You'd think that the father was a wealthy upper class (or at least UMC) sort of guy, but he was just a hairdresser (even though he always wore a suit to work) who, btw, kept working right into his eighties. This story made me pause and think. Of course, unmarried women often used to work, even in the "good old times", however, it wasn't seen as an ideal situation, but rather as an unfortunate necessity. Those who didn't have to often stayed home as seen in the example above. How could they afford it?
The story doesn't give much background information about this woman, apart from the fact that she was content to stay home and go to the same church every Sunday. Most probably she didn't go on expensive vacations even though 1930s ladies' magazines are full of advertisements. It also wasn't fashionable for women in those times to go out every Friday and Saturday night and get drunk in a bar.
She probably cooked all her meals from scratch, made at least some of her own clothes and had embroidery for hobby. In those times, people were generally content with little and unless they belonged to the very wealthy, their life was rather simple and centered around home, quite unlike now. Nowadays, home is generally considered boring and you are supposed to spend as little time in it as possible.
Some women do have fulfilling careers, they get to travel or become internationally famous or some such thing, yet most of them spend their days changing diapers in a daycare, cleaning old people's homes, trying to teach a bunch of kids ABC, or sitting behind the cash register.

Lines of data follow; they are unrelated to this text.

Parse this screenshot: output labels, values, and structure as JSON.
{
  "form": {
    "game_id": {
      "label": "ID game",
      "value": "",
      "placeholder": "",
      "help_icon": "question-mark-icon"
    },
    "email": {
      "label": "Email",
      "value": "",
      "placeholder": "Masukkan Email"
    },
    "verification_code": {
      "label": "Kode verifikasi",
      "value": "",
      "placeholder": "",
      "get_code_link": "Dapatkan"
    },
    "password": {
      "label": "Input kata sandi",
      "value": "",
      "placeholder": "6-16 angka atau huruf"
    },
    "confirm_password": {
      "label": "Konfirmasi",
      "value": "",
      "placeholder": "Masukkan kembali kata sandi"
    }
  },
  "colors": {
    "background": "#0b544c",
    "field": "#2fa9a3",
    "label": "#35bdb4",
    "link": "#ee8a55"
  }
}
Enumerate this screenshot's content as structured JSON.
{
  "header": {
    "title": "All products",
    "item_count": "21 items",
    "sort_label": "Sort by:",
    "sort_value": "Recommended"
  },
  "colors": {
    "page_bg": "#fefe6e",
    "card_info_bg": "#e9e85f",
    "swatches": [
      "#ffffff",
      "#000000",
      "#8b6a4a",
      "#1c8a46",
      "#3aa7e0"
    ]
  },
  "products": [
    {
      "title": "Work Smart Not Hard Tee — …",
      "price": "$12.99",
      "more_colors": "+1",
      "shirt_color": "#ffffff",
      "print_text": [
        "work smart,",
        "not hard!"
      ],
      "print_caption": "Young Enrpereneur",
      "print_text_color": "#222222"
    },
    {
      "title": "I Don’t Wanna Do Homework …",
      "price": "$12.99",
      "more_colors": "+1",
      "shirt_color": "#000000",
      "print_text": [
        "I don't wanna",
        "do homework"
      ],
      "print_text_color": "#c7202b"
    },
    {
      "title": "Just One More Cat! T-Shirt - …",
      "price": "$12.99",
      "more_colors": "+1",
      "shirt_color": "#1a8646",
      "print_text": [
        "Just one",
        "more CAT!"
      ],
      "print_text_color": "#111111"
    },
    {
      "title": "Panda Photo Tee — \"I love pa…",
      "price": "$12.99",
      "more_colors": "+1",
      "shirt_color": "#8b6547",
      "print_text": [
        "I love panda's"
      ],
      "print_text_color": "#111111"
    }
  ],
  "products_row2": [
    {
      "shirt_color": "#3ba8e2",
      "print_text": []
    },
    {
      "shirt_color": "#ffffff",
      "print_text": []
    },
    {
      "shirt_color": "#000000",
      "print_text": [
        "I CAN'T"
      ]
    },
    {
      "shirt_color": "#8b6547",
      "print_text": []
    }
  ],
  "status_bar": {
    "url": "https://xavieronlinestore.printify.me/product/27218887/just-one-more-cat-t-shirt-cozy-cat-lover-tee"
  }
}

These jobs may be necessary and I don't want to denigrate those doing them (though if more mothers stayed home we wouldn't need daycares and most shops sell tons of unnecessary trinkets made by third world people working for 2 cents per hour), but they are hardly glamorous, intellectually challenging or even very interesting. So why are they seen as superior to home life?
While I don't believe in various conspiracy theories it's difficult not to notice that there is a whole propaganda campaign behind increased female work participation, and on the international level, too. For instance, Israel has been recently criticised for failing to push more women into workforce.
Apparently, it would help them with their inequality problem. Yet the USA has also a great gap between the rich and the poor, and something like 80% of all women work there.
MSM contributes to the problem. Home life is universally presented as boring and housework as disgusting (I'm not exaggerating as recently I was reading a book which mentioned "various disgusting housekeeping tasks"). It's OK for the husband to do it though, after he works full shift. The question is, if housework is really so disgusting why not outsourcing it? Or is the purpose to further humiliate the unfortunate modern husband who is already the butt of all jokes? It's hardly susprising that so many marriages fall apart.
Our society promotes soulless consumerism above family. The good news is that we don't have to participate. And we all could do with less.